━━ Exercise material

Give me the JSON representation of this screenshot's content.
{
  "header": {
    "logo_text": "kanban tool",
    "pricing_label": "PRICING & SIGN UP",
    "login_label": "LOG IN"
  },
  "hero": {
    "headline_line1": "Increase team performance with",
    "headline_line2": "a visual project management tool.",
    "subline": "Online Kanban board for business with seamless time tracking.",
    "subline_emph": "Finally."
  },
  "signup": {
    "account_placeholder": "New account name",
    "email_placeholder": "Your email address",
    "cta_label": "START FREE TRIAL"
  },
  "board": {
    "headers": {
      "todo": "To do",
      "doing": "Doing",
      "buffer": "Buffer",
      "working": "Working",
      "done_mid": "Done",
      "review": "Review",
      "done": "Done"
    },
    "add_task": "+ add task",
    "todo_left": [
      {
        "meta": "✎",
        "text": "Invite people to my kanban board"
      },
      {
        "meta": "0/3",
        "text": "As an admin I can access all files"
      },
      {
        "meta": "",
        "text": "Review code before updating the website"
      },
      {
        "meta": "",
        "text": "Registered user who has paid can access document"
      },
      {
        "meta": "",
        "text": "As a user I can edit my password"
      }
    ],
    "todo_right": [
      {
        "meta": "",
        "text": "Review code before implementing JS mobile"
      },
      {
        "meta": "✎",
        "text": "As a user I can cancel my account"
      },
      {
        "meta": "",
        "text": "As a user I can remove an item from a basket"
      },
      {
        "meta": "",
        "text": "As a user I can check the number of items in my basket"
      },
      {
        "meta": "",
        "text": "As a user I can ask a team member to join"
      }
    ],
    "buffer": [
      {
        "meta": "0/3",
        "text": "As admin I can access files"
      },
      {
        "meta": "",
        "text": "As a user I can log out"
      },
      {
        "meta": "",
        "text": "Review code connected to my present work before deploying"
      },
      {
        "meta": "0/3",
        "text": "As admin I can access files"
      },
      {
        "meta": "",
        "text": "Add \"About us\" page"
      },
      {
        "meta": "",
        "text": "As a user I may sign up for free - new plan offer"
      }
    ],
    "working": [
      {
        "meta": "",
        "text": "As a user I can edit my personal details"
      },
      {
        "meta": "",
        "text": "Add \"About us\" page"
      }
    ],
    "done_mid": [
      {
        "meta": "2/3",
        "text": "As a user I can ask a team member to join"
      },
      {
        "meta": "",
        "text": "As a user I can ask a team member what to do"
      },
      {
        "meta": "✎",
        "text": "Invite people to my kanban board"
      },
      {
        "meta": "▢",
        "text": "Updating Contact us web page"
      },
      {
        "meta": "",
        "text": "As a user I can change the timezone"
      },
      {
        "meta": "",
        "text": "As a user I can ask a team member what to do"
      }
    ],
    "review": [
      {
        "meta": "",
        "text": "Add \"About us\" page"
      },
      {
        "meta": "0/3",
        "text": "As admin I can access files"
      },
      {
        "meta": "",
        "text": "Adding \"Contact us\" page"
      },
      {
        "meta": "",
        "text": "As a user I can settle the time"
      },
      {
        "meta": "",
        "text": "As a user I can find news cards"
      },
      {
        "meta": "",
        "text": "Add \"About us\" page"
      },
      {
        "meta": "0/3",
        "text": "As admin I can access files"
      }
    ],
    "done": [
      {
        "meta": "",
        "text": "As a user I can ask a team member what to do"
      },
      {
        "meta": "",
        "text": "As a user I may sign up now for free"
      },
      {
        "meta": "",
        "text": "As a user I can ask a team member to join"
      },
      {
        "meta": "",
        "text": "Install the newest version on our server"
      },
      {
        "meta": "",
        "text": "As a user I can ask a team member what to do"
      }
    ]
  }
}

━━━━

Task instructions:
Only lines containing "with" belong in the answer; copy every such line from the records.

Reply to the exercise:
    "headline_line1": "Increase team performance with",
    "subline": "Online Kanban board for business with seamless time tracking.",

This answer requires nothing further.